After packing we were on the road once more, heading for Bear Lake in Utah followed by Salt Lake City.

Bear Lake was a magical lunch spot, and mercifully we didn’t need plates. I was beginning to worry about the reaction when we eventually did.

The lake itself was a beautiful turquoise and according to legend a lake monster lurked in its depths. The story originated from a compendium of sightings compiled by Joseph C Rich a leading C19th Mormon who later admitted the stories were false. An untruthful Mormon. Be still my beating heart. Still the story had traction. Other sightings followed, some describing it as a large walrus, others as a prehistoric lizard, and a few describing it as a larger than average carp. We saw nothing – though the last reported sighting was in 2004.
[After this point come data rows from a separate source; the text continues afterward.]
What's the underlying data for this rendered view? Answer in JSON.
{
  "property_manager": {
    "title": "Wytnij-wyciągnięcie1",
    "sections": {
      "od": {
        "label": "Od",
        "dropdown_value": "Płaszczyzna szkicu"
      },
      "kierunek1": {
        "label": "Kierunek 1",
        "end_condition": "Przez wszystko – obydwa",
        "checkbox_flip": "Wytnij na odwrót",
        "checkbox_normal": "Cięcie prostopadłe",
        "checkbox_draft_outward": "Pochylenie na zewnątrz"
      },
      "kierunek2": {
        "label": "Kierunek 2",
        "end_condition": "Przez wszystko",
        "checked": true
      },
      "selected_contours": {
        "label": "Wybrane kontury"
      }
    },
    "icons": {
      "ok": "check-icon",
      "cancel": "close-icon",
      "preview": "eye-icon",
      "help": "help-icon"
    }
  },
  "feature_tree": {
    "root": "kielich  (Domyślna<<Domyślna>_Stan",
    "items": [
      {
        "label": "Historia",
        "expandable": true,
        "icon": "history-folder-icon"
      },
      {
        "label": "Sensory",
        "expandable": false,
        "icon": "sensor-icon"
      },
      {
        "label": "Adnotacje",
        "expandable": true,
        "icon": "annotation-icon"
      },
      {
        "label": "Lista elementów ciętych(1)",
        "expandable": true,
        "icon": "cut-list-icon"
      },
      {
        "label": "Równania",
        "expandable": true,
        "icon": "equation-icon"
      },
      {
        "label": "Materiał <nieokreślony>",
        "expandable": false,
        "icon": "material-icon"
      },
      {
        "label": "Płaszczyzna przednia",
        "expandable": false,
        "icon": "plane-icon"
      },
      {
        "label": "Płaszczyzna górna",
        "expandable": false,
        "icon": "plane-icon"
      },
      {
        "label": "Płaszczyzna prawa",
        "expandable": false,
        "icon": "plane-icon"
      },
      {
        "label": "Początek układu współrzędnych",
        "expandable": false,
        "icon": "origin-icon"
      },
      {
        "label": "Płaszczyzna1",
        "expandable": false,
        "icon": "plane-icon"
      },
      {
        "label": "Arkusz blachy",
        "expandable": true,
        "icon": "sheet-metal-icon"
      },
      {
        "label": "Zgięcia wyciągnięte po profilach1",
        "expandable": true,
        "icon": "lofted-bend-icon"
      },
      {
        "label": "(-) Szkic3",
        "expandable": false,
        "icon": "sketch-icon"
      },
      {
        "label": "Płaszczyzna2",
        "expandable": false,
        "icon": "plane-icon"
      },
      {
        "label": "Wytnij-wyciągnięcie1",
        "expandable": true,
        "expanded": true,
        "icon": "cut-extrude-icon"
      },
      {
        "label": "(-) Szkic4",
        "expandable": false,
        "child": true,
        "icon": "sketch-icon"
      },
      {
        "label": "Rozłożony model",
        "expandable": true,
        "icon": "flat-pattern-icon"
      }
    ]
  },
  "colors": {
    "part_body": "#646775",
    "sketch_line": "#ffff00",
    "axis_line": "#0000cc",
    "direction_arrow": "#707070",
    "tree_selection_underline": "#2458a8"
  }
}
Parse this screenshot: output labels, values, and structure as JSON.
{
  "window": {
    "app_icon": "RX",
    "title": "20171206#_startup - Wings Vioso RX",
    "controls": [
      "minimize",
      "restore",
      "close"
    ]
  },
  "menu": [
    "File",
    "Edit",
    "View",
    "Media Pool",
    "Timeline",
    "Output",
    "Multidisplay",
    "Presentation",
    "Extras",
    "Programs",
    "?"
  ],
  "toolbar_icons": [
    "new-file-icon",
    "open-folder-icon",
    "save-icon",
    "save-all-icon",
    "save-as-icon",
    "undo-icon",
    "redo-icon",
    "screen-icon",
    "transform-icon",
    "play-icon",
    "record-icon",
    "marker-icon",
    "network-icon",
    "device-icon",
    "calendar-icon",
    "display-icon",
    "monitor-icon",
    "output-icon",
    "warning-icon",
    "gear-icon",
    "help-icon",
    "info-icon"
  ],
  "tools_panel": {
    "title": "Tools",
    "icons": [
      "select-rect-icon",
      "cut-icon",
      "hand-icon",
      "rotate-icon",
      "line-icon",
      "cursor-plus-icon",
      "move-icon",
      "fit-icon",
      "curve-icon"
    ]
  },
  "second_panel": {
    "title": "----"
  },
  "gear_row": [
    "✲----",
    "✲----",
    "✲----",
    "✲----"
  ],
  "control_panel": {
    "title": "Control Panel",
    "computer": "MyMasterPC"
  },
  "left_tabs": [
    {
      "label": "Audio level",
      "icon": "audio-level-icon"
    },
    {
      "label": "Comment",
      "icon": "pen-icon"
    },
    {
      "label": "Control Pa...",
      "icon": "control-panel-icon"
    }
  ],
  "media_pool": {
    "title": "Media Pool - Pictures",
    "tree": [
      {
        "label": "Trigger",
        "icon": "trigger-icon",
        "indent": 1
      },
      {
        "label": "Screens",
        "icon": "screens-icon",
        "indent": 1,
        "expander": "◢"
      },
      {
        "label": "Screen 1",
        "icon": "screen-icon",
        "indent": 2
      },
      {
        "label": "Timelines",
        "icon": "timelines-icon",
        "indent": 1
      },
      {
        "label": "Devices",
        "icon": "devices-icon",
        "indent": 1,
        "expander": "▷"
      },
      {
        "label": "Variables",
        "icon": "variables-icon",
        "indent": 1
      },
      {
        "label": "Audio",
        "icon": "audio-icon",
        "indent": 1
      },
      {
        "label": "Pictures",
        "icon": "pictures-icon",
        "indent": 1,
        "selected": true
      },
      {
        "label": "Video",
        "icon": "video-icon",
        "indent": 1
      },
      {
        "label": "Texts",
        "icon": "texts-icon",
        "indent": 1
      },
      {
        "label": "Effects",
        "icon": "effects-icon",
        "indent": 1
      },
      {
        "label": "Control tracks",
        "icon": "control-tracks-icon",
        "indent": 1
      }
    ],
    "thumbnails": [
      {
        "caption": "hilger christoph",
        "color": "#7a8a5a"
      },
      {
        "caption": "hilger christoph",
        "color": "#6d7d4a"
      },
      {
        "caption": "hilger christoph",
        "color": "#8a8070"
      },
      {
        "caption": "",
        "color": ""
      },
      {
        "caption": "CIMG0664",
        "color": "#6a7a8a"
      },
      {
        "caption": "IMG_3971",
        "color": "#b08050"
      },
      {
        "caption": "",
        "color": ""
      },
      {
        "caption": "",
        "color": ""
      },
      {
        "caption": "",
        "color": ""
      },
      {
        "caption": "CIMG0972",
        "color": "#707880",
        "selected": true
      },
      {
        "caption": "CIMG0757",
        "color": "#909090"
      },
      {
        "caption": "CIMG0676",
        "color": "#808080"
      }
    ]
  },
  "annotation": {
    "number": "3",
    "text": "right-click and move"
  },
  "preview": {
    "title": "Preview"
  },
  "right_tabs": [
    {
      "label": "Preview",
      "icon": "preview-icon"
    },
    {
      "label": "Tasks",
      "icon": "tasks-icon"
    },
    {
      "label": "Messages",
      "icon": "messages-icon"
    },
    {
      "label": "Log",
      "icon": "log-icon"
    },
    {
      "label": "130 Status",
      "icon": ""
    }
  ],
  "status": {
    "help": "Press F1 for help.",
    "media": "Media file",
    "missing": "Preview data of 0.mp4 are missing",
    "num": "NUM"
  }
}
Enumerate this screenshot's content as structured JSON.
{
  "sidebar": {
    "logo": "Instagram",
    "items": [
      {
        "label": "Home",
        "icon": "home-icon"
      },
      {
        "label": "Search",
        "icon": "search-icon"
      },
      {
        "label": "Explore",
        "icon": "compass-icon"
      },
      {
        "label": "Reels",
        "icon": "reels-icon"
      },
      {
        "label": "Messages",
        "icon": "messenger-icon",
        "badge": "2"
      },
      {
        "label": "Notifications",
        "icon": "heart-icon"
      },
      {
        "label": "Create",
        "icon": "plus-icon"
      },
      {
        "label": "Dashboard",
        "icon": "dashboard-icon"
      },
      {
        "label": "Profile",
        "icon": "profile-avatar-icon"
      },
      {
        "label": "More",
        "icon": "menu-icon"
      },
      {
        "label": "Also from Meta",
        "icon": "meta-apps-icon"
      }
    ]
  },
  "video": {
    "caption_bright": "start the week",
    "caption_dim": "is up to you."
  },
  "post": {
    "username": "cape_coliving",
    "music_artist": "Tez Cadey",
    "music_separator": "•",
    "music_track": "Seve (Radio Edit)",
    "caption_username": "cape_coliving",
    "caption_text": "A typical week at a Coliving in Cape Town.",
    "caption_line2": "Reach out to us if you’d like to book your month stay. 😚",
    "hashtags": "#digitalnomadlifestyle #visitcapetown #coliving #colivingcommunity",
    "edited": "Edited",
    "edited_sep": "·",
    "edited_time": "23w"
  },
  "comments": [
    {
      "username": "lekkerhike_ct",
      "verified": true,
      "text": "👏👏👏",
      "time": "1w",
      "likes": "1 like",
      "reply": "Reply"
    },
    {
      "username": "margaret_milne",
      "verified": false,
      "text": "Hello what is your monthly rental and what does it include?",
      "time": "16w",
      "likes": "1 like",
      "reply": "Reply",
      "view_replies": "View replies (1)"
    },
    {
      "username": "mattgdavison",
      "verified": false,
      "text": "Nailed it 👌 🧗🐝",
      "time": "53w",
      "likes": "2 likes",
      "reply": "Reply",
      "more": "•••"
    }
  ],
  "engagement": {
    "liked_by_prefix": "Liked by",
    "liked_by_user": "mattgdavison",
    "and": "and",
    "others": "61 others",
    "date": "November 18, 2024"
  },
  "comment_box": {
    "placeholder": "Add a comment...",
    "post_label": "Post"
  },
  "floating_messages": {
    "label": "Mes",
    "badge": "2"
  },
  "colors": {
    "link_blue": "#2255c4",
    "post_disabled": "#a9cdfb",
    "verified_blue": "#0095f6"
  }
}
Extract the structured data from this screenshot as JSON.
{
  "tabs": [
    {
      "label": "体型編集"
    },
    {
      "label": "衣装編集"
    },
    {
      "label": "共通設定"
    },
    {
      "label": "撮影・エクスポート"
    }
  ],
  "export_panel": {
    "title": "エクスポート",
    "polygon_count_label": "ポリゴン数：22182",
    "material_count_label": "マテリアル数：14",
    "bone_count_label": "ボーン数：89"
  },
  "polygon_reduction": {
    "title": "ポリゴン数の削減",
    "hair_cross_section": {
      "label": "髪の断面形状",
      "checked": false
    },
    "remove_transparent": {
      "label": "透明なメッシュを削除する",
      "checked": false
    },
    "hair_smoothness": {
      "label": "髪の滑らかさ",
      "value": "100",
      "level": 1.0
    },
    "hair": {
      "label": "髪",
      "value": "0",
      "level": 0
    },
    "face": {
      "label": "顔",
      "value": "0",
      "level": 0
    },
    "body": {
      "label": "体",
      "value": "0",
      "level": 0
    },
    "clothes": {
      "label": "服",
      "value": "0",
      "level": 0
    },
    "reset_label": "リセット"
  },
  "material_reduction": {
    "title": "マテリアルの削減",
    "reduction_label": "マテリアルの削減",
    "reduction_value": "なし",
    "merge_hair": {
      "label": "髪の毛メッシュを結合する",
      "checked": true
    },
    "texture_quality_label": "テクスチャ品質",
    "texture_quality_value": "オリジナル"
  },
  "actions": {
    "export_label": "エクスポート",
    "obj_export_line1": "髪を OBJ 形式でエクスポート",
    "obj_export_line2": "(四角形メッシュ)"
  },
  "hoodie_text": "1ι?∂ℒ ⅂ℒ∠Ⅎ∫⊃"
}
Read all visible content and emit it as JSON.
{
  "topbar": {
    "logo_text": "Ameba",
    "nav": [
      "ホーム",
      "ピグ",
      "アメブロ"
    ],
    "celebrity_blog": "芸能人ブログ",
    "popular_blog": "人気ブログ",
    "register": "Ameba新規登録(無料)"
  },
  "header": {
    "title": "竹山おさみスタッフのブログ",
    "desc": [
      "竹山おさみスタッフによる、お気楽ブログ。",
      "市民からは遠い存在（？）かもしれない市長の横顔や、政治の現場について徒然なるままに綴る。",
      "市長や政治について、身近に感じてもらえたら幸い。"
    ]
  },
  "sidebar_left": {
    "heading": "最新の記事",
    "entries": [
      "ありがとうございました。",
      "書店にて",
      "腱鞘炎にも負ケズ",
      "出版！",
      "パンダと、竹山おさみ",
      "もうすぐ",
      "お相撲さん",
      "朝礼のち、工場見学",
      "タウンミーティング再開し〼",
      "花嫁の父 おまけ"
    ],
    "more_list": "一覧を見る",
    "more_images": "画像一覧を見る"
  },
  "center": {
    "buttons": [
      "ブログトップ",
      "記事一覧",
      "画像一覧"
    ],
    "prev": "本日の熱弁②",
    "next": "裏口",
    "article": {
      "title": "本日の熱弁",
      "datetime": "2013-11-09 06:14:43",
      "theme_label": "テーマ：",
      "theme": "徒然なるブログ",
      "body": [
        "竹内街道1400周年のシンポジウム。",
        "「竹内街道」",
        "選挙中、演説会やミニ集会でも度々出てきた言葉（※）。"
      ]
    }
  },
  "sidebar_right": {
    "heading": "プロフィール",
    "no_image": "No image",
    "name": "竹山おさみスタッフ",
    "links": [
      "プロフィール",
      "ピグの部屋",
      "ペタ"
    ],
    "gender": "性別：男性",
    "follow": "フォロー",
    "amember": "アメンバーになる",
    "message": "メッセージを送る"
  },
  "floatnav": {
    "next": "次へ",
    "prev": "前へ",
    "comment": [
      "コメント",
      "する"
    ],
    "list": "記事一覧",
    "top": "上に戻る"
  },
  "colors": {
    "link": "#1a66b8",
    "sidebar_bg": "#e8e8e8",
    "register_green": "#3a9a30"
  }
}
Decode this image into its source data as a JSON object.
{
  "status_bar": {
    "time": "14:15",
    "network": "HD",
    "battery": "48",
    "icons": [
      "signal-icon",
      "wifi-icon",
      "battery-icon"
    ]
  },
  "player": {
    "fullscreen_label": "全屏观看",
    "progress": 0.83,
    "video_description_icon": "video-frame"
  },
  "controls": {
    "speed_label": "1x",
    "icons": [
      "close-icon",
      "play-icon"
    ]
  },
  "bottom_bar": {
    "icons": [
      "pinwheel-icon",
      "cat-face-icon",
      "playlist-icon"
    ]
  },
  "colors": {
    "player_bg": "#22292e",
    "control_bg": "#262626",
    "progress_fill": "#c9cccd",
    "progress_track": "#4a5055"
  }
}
I think we’d have been quite happy spending the entire day at Bear Lake, swimming, diving from rocks, just messing around, but Salt Lake City beckoned.























There we toured the Temple grounds, saw a film on their founding prophet, and were invited to stroke marble-effect pillars made purely from wood. There were better ways to spend an afternoon, but there wasn’t a bar in sight.























Walking around, I felt like an extra in Stepford City – only no one had given me the diazepam. It had to be Valium. It had to be. I couldn’t figure it out. Sunshine and Valium. Everyone seemed so goddamned content with those smug little smiles that told us they knew something we didn’t. Maybe they did. I bought a Mormon bible for a dollar, but was later ripped off 11 dollars buying a T Shirt from a fresh-faced boy - with the smile.

Beneath a late afternoon sun I consumed two milk-shakes and too many ice creams watching people walk by, searching for a break in the wall of contentment.
Tourists may see that in Monmouth today, an alternative Paradise. I love it. But that Wednesday, July 14th I saw it as alien, artificial, and it gave me the creeps.

That night some of the group went bowling but having consumed too many milk products, I stayed in camp and spent the time talking to Evelyn, Daghmar, Sharon and Kim; drank bourbon, swatted mosquitoes. The only other highlight of this day was noting that Ron Tillet didn’t sleep in his tent that night. Can you imagine that? I’d become a canvas-flap-twitcher. I must have been really bored that day. I blame it on the milk.